– Two dozen D-Day veterans were the star passengers of a flotilla which set sail from Portsmouth, England, on Tuesday, bound for the beaches of Normandy where 80 years ago this week they fought to liberate France, a turning point in World War Two.

The special voyage was part of the British leg of celebrations to mark the 80th anniversary of D-Day, the name given to the landing of more than 150,000 Allied soldiers in northern France, which eventually drove German Nazi forces out of the country and led to victory on the Western Front.

“It’s a very special day,” veteran Ken Hay, 98, told the BBC onboard the “Mont St Michel” ferry which was decorated with maritime flags.

In 1944, Portsmouth was the main departure point for the 5,000 ships which headed to Utah, Omaha, Gold, Juno and Sword, the beaches made famous by the operation, the largest amphibious invasion in history.

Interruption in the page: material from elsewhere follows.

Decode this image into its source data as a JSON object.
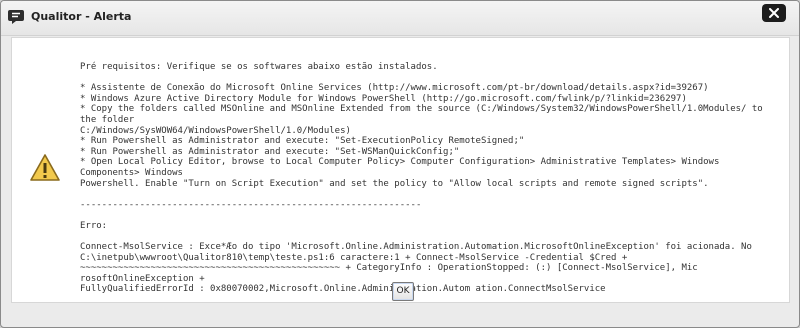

Surrounded by naval ships and civilian boats, the ferry was waved off by small crowds who lined the docks in Portsmouth, as tugboats sprayed water, a traditional tribute.

Midway through the journey to France, the ship was due to switch off its engines for a wreath-laying ceremony to remember those who did not make it to shore. About 4,400 Allied troops died on June 6.

German casualties are unknown but are estimated at between 4,000 and 9,000.

John Dennett, 99, told the BBC he was looking forward to the ceremonies of the coming days, with events set to be attended by French President Emmanuel Macron, U.S. President Joe Biden, British Prime Minister Rishi Sunak and German Chancellor Olaf Scholz plus Britain’s King Charles and Prince William.

“It’s a chance of a lifetime. Eighty years ago, it’s a long time, going back, to see what we started,” Dennett said from the ship’s deck.

He and fellow veterans listened to a military band onboard the ferry led by bagpipes. Aged between 97 and 103, many of the veterans had walking sticks or were in wheelchairs, and wore military medals pinned to their lapels.

The Royal Navy said the 80th anniversary of D-Day was likely to be the last marked on a grand scale on both sides of the Channel in the presence of those who fought in 1944.